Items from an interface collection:
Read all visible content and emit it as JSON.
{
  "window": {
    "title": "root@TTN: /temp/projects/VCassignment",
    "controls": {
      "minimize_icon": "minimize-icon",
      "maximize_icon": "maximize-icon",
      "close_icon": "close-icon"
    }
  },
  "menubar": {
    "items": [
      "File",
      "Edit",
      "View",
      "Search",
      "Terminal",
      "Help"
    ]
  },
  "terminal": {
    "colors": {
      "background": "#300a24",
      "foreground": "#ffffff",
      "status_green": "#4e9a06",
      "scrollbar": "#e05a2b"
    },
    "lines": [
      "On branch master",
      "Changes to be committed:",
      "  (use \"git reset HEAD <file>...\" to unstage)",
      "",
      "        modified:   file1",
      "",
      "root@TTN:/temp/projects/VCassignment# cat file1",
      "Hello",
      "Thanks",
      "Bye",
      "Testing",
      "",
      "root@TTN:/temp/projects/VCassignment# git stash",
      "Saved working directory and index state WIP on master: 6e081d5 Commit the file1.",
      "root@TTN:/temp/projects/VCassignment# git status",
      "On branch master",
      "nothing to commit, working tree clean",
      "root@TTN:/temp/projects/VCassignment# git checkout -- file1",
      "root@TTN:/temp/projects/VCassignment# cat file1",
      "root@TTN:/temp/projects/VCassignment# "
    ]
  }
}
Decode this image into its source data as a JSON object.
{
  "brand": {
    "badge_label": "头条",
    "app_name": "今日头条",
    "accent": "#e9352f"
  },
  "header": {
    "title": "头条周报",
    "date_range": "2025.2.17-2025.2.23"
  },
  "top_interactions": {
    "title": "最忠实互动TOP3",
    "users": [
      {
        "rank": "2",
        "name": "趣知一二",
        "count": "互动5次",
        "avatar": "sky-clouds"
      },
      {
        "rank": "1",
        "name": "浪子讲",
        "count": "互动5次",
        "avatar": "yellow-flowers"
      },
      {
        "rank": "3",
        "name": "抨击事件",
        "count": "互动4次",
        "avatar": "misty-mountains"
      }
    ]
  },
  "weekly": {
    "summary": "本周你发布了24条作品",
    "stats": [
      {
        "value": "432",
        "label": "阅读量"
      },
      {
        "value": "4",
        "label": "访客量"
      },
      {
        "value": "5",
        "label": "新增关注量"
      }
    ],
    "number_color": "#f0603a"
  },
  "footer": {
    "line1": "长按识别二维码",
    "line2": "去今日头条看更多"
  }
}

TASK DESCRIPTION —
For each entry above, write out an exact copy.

ANSWER AREA —
Read all visible content and emit it as JSON.
{
  "window": {
    "title": "root@TTN: /temp/projects/VCassignment",
    "controls": {
      "minimize_icon": "minimize-icon",
      "maximize_icon": "maximize-icon",
      "close_icon": "close-icon"
    }
  },
  "menubar": {
    "items": [
      "File",
      "Edit",
      "View",
      "Search",
      "Terminal",
      "Help"
    ]
  },
  "terminal": {
    "colors": {
      "background": "#300a24",
      "foreground": "#ffffff",
      "status_green": "#4e9a06",
      "scrollbar": "#e05a2b"
    },
    "lines": [
      "On branch master",
      "Changes to be committed:",
      "  (use \"git reset HEAD <file>...\" to unstage)",
      "",
      "        modified:   file1",
      "",
      "root@TTN:/temp/projects/VCassignment# cat file1",
      "Hello",
      "Thanks",
      "Bye",
      "Testing",
      "",
      "root@TTN:/temp/projects/VCassignment# git stash",
      "Saved working directory and index state WIP on master: 6e081d5 Commit the file1.",
      "root@TTN:/temp/projects/VCassignment# git status",
      "On branch master",
      "nothing to commit, working tree clean",
      "root@TTN:/temp/projects/VCassignment# git checkout -- file1",
      "root@TTN:/temp/projects/VCassignment# cat file1",
      "root@TTN:/temp/projects/VCassignment# "
    ]
  }
}
Decode this image into its source data as a JSON object.
{
  "brand": {
    "badge_label": "头条",
    "app_name": "今日头条",
    "accent": "#e9352f"
  },
  "header": {
    "title": "头条周报",
    "date_range": "2025.2.17-2025.2.23"
  },
  "top_interactions": {
    "title": "最忠实互动TOP3",
    "users": [
      {
        "rank": "2",
        "name": "趣知一二",
        "count": "互动5次",
        "avatar": "sky-clouds"
      },
      {
        "rank": "1",
        "name": "浪子讲",
        "count": "互动5次",
        "avatar": "yellow-flowers"
      },
      {
        "rank": "3",
        "name": "抨击事件",
        "count": "互动4次",
        "avatar": "misty-mountains"
      }
    ]
  },
  "weekly": {
    "summary": "本周你发布了24条作品",
    "stats": [
      {
        "value": "432",
        "label": "阅读量"
      },
      {
        "value": "4",
        "label": "访客量"
      },
      {
        "value": "5",
        "label": "新增关注量"
      }
    ],
    "number_color": "#f0603a"
  },
  "footer": {
    "line1": "长按识别二维码",
    "line2": "去今日头条看更多"
  }
}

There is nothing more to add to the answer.